People are shot and stabbed. Millie, in the body of the Butcher, is seriously beat up by a couple of her friends. Testicles are smashed. Tater tots are thrown. People fall down. We see mangled animal corpses.
We hear at least 36 f-words, 16 s-words and one c-word. We also hear “a–,” “b–ch,” “d–n,” “h—” and “p-ss.” God’s name is misused at least 16 times, three of those with “d–n.” Jesus’ name is also abused three times. The license plate on Josh’s car contains a profanity.
Millie’s mom may have a drinking problem, drowning her grief in bottles of chardonnay. In fact, she drinks enough to pass out (as her daughter characterizes it), forgetting to pick Millie up from a football game (and thus leaving her vulnerable to the Butcher). It’s not the first time it’s happened, either.
High schoolers drink alcohol, often to obvious excess. A teen drops a very expensive bottle of wine in fright. We see graffiti of a marijuana leaf. A man asks Millie—in the form of the Butcher—for drugs. Millie insists she doesn’t have any, but when she starts asking the other guy if she looks like a teenage girl, the addict assumes that he (as he assumes her to be) must be high himself.
Millie revels in the ability to stand up while urinating, but she misses the toilet bowl when she turns around to talk (which we don’t see but do hear).
Freaky? You got that right.
The name points to Freaky Friday—a 1972 book by Mary Rodgers that inspired no fewer than four Disney movies. I’m not familiar with the book, but the films I’m familiar with were fun and clever and clean—and great explorations of a familial grass-is-always-greener concept. Wouldn’t it be great to be a kid again without responsibilities? Wouldn’t it be great to be an adult with so many more options?
But Freaky—which, I’m sure, this film’s creators would’ve loved to have called Freaky Friday the 13th had it not been for all the copyright violations—serves up more of a grass-is-always-redder scenario. Wouldn’t it be great to kill all the people in your life who, let’s be honest, seemingly deserve it?
Slasher flicks have always predicated at least some of their bloody appeal on their penchant for killing off truly scummy characters. Add to that stew this Disney-esque soul switcheroo, toss in comic actor Vince Vaughn as both a hulking serial killer and a teenage girl, and you’ve got a strange dish indeed.

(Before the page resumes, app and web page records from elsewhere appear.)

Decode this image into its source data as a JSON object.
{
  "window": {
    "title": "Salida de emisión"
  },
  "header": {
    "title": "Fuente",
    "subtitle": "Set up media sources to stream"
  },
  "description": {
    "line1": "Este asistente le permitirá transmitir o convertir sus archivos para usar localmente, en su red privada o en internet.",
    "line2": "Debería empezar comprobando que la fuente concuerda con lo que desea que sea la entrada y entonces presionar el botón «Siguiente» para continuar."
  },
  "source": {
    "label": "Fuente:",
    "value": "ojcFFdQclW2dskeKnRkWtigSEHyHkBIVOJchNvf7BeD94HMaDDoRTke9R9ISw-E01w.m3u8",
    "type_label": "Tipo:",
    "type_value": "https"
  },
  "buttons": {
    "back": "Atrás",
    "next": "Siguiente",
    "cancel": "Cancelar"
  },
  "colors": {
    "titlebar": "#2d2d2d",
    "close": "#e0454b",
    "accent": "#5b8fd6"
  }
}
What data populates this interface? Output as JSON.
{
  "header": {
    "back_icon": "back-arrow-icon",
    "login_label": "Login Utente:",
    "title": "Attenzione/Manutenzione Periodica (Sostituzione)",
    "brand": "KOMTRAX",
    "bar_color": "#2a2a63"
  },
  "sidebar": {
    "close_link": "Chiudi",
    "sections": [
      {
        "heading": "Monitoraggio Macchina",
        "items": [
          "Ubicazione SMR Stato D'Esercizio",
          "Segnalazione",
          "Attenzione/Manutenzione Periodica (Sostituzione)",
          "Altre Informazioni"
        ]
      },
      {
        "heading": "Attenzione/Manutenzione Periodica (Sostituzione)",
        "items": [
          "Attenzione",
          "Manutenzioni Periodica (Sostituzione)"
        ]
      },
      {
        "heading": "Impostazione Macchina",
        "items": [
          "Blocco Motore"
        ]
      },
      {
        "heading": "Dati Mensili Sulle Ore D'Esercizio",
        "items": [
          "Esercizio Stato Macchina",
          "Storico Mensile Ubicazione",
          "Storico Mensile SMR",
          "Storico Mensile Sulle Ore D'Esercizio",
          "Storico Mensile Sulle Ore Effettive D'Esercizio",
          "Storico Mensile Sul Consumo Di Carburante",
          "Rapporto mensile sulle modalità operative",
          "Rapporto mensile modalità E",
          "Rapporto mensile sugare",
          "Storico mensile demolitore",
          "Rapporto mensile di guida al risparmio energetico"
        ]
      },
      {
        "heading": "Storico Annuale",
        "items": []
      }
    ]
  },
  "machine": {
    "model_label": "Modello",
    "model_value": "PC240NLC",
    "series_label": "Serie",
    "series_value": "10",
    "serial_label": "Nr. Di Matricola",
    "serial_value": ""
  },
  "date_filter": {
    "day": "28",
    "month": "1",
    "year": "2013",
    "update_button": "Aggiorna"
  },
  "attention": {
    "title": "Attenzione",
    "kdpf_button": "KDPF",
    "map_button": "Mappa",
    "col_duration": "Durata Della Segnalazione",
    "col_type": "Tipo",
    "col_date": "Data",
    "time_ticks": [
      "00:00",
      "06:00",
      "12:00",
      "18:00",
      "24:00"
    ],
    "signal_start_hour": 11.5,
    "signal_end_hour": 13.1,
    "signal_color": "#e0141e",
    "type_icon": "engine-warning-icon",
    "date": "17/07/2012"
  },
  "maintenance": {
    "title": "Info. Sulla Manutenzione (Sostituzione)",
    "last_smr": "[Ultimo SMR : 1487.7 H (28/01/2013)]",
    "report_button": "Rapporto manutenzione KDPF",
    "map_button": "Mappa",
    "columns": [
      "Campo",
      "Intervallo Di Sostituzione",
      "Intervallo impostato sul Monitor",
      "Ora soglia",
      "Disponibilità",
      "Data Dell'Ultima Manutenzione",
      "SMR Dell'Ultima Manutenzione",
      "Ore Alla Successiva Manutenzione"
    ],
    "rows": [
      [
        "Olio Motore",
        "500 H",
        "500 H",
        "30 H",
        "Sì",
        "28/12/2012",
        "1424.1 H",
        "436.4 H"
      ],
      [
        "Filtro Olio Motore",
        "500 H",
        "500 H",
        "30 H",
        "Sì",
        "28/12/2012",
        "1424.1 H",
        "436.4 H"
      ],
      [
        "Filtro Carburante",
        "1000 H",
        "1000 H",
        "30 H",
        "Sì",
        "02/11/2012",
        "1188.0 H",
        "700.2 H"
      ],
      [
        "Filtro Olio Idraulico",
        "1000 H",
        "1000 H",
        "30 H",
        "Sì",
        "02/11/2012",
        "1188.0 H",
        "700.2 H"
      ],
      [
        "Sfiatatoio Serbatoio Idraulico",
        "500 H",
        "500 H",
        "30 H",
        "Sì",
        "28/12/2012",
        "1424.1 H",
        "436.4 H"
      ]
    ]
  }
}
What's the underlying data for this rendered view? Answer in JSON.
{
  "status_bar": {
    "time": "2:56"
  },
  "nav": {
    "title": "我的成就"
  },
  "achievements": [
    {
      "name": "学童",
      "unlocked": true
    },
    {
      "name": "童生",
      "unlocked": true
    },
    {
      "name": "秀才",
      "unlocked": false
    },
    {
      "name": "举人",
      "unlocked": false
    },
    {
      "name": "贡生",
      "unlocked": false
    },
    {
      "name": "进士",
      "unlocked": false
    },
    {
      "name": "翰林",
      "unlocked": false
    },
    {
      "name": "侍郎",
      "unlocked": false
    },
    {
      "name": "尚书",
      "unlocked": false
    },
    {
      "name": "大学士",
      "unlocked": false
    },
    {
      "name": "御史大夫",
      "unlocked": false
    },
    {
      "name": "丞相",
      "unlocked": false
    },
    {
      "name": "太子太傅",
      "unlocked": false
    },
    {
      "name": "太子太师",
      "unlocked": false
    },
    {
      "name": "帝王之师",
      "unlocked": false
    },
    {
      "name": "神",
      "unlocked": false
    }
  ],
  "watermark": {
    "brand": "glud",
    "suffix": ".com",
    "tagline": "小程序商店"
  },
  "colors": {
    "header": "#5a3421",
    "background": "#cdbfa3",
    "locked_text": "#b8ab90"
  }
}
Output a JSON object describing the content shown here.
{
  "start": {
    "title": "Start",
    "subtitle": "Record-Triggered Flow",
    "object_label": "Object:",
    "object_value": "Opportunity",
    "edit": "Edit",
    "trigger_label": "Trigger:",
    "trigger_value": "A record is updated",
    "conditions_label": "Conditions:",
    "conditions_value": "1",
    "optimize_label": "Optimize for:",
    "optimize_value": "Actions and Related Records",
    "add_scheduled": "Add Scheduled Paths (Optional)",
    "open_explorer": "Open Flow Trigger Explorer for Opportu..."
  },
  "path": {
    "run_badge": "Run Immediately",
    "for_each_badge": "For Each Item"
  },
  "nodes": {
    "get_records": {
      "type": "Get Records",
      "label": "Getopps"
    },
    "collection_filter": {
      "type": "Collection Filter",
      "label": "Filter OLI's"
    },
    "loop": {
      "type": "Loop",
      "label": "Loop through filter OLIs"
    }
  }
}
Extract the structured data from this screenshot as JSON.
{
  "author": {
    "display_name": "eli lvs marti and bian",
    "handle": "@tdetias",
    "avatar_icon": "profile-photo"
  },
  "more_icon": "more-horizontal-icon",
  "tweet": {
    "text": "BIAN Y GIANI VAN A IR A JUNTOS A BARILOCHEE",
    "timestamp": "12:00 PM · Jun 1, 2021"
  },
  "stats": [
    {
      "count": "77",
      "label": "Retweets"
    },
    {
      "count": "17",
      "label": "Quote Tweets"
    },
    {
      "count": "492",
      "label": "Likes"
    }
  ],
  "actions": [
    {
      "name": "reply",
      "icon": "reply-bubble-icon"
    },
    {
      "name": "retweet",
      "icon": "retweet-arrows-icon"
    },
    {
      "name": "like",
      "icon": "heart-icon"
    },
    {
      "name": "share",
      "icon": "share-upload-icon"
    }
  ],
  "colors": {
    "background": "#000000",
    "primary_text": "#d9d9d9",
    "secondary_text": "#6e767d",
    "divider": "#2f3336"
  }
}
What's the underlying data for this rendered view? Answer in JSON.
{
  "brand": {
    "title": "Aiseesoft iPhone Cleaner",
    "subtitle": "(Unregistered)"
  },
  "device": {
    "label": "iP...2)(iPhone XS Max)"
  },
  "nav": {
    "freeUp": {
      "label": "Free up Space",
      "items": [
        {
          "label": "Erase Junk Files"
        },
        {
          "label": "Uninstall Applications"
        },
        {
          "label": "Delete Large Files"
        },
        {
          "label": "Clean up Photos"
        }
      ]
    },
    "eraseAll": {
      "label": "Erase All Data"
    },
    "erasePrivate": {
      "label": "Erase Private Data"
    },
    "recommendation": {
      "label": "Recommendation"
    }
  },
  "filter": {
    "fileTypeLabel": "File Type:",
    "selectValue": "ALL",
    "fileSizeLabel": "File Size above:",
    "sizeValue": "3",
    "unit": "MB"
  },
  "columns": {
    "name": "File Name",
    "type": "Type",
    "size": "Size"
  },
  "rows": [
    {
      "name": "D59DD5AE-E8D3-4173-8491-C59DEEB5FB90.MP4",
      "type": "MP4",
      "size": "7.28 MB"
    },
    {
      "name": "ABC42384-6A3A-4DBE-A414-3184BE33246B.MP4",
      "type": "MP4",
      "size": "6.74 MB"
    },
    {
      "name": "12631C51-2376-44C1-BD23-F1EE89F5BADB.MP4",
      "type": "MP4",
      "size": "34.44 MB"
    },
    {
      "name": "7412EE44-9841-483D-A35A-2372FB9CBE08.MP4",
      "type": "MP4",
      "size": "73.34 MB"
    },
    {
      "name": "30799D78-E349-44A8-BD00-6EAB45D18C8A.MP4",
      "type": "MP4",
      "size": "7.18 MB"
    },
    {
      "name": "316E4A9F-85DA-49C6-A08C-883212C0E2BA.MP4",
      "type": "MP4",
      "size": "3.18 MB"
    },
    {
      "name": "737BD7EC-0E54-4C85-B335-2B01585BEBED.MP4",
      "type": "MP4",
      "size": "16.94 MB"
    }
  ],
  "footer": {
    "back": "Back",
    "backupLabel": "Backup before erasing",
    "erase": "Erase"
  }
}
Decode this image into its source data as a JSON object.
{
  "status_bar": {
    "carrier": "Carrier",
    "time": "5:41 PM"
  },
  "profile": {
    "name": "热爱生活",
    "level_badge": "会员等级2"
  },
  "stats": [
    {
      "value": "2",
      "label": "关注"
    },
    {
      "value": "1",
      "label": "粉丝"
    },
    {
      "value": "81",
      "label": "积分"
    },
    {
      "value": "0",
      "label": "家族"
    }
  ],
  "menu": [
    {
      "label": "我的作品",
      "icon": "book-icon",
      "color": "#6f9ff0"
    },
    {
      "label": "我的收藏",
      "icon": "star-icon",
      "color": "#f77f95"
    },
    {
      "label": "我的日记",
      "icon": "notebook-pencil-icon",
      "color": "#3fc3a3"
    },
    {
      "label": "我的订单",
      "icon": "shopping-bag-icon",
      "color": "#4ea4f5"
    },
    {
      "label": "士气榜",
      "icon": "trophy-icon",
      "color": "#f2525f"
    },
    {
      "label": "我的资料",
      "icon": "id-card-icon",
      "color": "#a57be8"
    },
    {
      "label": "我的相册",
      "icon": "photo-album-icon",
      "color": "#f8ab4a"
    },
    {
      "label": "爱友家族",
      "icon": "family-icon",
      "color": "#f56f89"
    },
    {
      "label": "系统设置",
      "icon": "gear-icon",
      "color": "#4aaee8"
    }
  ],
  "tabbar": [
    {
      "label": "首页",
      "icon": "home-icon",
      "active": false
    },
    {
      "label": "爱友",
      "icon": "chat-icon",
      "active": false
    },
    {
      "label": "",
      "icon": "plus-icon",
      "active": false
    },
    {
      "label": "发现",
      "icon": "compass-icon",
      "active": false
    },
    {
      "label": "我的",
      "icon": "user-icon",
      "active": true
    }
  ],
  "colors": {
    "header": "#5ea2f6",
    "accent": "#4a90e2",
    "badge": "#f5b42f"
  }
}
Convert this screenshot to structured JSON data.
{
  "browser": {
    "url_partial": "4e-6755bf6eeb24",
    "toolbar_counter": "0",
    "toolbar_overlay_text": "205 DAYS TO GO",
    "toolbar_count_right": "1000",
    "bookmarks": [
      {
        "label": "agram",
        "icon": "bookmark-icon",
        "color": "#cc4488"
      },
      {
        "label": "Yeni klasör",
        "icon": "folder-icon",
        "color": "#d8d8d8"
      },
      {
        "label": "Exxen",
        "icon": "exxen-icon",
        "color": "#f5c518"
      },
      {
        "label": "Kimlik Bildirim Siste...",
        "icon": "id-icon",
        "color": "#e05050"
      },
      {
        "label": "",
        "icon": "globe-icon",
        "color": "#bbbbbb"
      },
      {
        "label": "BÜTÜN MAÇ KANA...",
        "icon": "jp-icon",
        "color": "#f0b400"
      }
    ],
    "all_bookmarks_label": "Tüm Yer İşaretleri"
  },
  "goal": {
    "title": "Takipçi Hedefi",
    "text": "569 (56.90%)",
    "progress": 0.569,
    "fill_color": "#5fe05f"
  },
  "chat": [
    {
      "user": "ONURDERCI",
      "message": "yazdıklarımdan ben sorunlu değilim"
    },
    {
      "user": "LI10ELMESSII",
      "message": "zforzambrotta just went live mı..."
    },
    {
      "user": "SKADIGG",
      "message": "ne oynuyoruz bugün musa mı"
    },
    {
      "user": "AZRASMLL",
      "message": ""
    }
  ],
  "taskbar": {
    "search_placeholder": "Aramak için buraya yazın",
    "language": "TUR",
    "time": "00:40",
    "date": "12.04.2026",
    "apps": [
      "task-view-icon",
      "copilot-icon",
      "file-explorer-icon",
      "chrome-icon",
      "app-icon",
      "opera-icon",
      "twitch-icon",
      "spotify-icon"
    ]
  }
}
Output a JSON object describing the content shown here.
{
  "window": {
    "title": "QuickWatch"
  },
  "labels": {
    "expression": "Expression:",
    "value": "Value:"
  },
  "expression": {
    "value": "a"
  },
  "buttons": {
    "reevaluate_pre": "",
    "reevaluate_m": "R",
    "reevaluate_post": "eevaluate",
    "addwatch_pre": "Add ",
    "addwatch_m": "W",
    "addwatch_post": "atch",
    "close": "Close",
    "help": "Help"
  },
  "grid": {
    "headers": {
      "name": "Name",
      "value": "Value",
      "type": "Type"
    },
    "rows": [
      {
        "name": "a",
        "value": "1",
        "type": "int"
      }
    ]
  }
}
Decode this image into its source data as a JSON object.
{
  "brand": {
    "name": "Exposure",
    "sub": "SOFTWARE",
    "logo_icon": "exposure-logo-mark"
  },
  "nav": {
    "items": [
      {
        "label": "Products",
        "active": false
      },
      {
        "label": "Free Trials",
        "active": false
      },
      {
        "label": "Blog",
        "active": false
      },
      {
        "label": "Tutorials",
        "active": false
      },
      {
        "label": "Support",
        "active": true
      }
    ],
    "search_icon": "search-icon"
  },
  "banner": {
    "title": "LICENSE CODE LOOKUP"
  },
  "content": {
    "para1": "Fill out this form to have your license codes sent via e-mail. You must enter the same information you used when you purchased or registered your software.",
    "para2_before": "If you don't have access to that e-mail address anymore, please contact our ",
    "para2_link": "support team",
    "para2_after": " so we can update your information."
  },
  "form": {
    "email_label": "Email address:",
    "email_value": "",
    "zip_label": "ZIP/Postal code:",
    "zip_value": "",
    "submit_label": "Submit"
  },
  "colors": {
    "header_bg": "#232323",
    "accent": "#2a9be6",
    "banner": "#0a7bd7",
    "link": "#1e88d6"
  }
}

The best, funniest parts of the film feel like they belong in something sweeter, more family friendly, more Freaky Friday-ish. Alas, these light moments are in a much darker environment. When you see someone die by having a wine bottle crushed in his throat five minutes in, you know you’re in for a grotesquely bumpy ride. The sexual content and language and all the other problems wash that road out altogether.
Freaky is, in a lot of ways, like the Butcher when he’s dressed up in Millie’s skin: Sure, it may look cute at first glance. But take a peak under the surface, and you find something dark and ugly.
Paul Asay has been part of the Plugged In staff since 2007, watching and reviewing roughly 15 quintillion movies and television shows. He’s written for a number of other publications, too, including Time, The Washington Post and Christianity Today. The author of several books, Paul loves to find spirituality in unexpected places, including popular entertainment, and he loves all things superhero. His vices include James Bond films, Mountain Dew and terrible B-grade movies. He’s married, has two children and a neurotic dog, runs marathons on occasion and hopes to someday own his own tuxedo. Feel free to follow him on Twitter @AsayPaul.